Directions for this task. Count the lines in the records below that contain the word "RTMP", and give only that number.

━━━━━ Material provided

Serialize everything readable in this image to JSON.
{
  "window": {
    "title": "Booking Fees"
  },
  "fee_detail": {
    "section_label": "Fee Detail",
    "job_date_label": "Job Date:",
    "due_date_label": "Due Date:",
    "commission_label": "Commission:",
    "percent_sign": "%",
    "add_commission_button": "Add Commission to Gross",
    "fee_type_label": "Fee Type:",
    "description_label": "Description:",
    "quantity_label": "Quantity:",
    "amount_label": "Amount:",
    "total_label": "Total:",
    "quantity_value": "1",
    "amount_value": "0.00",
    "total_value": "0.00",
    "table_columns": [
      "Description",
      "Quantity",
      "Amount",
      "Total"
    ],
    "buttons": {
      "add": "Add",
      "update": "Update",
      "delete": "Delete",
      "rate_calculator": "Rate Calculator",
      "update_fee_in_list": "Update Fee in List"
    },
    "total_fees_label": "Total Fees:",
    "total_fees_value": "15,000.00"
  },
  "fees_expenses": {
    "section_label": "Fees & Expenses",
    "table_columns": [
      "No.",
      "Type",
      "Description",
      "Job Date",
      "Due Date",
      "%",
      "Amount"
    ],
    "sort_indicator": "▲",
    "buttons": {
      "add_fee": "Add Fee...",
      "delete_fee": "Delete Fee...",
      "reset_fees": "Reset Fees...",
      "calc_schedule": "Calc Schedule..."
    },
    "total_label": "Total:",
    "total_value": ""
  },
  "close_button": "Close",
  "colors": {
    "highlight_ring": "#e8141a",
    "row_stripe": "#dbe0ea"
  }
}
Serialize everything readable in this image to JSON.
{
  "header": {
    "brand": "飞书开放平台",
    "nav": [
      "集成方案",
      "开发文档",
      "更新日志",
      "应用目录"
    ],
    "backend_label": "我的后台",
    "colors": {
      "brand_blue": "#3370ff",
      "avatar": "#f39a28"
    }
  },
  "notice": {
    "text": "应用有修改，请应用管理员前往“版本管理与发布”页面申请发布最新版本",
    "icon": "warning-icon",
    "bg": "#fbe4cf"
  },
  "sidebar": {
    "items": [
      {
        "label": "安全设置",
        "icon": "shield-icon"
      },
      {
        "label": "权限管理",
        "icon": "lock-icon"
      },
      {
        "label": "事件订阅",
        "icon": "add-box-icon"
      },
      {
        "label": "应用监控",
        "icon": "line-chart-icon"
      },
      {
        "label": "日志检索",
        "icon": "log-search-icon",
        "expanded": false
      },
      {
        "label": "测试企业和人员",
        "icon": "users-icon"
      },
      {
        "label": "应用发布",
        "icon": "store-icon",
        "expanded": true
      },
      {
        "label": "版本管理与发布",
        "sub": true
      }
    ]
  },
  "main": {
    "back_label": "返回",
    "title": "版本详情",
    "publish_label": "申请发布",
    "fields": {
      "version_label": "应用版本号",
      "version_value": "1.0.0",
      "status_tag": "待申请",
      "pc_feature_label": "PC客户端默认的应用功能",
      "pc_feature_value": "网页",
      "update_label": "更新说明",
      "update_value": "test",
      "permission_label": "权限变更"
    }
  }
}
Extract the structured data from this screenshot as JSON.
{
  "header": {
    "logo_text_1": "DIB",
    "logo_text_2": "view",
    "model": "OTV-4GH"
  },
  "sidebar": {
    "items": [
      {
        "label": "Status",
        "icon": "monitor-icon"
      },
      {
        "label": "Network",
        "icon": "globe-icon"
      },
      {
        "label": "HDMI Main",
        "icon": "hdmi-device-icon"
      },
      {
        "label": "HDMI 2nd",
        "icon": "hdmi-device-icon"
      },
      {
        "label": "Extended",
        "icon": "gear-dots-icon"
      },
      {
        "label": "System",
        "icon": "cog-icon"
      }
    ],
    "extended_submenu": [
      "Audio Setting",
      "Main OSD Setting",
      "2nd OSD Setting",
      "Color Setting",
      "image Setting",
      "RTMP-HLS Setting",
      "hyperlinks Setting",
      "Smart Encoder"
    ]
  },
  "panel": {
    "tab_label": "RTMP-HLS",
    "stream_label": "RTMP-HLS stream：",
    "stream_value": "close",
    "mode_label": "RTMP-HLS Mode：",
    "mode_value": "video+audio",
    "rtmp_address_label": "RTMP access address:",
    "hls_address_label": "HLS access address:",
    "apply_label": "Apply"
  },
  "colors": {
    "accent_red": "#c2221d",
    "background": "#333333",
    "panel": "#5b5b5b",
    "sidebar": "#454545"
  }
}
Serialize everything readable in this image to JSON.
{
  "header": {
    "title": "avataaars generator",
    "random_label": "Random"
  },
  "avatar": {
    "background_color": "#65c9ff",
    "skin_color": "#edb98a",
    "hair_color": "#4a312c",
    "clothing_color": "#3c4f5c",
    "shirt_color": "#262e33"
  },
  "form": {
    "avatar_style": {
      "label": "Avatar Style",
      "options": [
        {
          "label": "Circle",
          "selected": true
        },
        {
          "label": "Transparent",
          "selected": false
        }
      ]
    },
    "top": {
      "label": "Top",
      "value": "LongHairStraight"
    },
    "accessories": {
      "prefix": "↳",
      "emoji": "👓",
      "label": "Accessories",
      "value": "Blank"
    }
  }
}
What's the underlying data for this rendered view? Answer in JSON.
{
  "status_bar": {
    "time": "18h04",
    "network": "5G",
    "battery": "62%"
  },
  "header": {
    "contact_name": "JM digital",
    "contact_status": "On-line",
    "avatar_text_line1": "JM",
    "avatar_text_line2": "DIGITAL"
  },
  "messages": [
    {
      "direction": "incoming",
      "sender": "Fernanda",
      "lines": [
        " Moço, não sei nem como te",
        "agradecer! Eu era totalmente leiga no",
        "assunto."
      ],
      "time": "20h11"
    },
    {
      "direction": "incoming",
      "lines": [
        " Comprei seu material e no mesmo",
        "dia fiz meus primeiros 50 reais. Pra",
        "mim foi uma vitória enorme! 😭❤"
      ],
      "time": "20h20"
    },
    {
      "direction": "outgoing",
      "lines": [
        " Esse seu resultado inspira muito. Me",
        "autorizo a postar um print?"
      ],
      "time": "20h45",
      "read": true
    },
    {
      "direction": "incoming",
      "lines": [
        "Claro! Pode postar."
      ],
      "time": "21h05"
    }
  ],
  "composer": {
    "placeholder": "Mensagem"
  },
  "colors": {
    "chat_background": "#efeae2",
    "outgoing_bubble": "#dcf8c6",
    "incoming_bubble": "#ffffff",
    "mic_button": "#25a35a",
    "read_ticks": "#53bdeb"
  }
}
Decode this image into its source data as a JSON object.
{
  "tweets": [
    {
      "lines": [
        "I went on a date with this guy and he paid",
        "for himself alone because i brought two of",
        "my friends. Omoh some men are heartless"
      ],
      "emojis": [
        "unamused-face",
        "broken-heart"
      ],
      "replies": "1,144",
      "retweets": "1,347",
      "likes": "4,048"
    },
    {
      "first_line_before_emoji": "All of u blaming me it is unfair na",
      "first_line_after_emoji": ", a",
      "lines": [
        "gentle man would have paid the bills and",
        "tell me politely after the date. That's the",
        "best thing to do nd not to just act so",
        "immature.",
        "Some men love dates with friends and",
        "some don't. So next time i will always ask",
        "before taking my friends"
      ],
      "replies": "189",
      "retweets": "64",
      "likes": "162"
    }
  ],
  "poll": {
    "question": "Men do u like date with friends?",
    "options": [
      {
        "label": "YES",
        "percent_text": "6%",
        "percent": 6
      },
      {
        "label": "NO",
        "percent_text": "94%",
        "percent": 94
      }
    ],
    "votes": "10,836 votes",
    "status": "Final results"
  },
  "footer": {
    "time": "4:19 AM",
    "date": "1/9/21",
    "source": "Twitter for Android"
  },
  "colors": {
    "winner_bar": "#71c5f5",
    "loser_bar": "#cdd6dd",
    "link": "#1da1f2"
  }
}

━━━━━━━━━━

Problem solution. 5